Eventually she selected and organized her poems and agreed to have them published, with the help and encouragement of her husband, Roger Langen. He is the publisher of the book.
“The poems were first written for the poet alone,” writes Langen in the book’s foreword. “As published here, they are, secondarily, a message to his mother and father (since deceased) and a testament to his children: a daughter lost early and two sons who themselves undertook difficult journeys. It is hoped that this same message will also be useful to foreigners.
Through her poetry, Eley allows readers to journey with her through her personal trauma and mental illness to a place of self-healing. She often uses beautiful and evocative imagery to evoke the pain and confusion of memories and mental turmoil. In the middle of her poem “Loss of memory”, she writes:
like the crust
of the earth
Eley continues to write poetry from her home in Dartmouth.
A taste of nature
Formac Publishing has released a new edition of the classic cookbook, A Taste of the Wild: Recipes for 40 common foraged plants from across Canada – drinks, desserts, entrees and more. Written by Blanche Pownall Garrett, the cookbook was first published in 1975. The new edition includes over 160 updated recipes that use 40 common, wild, and edible plants, such as blackberries and raspberries. Organized by season, each section of the book provides information on where to find the plant as well as color photos to help identify them.
Laurie Dalton, Director and Curator of the Acadia University Art Gallery, has published Painted worlds: The Art of Maud Lewis, A Critical Perspective (Nimbus Publishing).
“Another Maud Lewis book? Is there more to say, or is it yet another voice reclaiming its history and legacy? Dalton writes in the foreword to the book.

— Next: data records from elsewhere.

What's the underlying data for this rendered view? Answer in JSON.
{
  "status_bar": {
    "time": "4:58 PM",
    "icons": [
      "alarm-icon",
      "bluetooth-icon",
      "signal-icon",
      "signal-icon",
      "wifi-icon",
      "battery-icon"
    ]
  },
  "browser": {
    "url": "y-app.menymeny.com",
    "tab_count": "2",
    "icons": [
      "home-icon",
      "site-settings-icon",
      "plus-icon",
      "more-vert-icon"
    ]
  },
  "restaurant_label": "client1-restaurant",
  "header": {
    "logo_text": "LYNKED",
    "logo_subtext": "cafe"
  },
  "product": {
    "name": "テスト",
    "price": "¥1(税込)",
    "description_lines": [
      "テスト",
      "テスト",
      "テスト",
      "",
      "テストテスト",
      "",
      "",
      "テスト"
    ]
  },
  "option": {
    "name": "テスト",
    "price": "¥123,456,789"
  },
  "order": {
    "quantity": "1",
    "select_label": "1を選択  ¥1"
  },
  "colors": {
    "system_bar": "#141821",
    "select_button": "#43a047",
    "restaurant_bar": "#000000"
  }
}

Dalton has more to say. She offers a critical art history of the works of Nova Scotia’s iconic artist and invites readers to deepen their understanding of her as an artist and not see her as an untrained, untrained artist. skilled and working in total isolation.
“Really examining the paintings of Maud Lewis takes time; to see one is not to have seen them all. This book argues that paintings should be viewed within the cultural context of the 20th century: from the advertising culture that would find its way into his work, to the creation of myths surrounding the artist driven by popular institutions and media, to the language of visual culture. and art history. What this book invites the reader to do is rethink and re-examine the paintings of Maud Lewis,” writes Dalton.
Alexander MacLeod will launch his short story collection, Animal Person (McClelland & Stewart) on April 6 at 7 p.m. at the Halifax Central Library. MacLeod will read from his stories and discuss his writings with Francesca Ekwuyasi, author of Butter Honey Pig Bread.
“The eight Animal Person stories shed light on what it means to exist in the perilous space between desire and action, and to have faith in what you hold to be true buckle up and give in,” according to Penguin Random House Canada.